Earlier today, Roger Ebert posted a letter from Robert Murch. If you aren't a film geek, Murch is a multiple-Oscar award winning editor. He worked on "Apocalypse Now" and "The English Patient" and is pretty much the best at what he does. Murch doesn't think 3D will ever be a viable mainstream technology.
Most of his argument comes down to the fact that 3D films require our eyes to converge and focus at two different points. This is something we are capable of doing, but not without significant additional strain. Which is why headaches are such a common symptom of extended 3D viewing. Our brains just haven't evolved to handle it.

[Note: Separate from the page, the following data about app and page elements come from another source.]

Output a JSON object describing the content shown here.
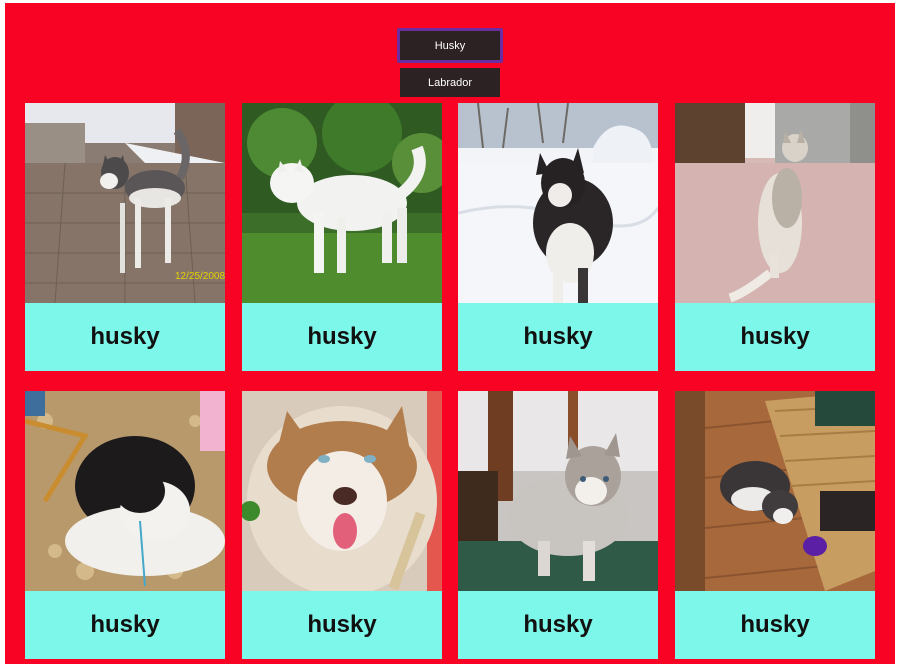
{
  "filters": {
    "husky_label": "Husky",
    "labrador_label": "Labrador"
  },
  "colors": {
    "frame_background": "#f80324",
    "button_background": "#2d2223",
    "active_button_border": "#6b2ea0",
    "caption_background": "#7ef7eb"
  },
  "cards": [
    {
      "caption": "husky",
      "photo": "husky-on-brick-patio-photo",
      "photo_timestamp": "12/25/2008"
    },
    {
      "caption": "husky",
      "photo": "white-husky-on-grass-photo"
    },
    {
      "caption": "husky",
      "photo": "husky-in-snow-photo"
    },
    {
      "caption": "husky",
      "photo": "husky-sitting-indoors-photo"
    },
    {
      "caption": "husky",
      "photo": "black-white-husky-lying-photo"
    },
    {
      "caption": "husky",
      "photo": "red-husky-closeup-photo"
    },
    {
      "caption": "husky",
      "photo": "grey-husky-puppy-photo"
    },
    {
      "caption": "husky",
      "photo": "husky-puppy-under-wicker-table-photo"
    }
  ]
}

No one can argue that the convergence / focus issue isn't a problem, but there seems to be considerable argument as to whether or not it is an insurmountable one. CrunchGear weighed in a little earlier, and noted that convergence / focus is merely a limitation of the technology. Basically, film-makers who use 3D without going overboard have a powerful tool in their hands.
[Via Sun Times]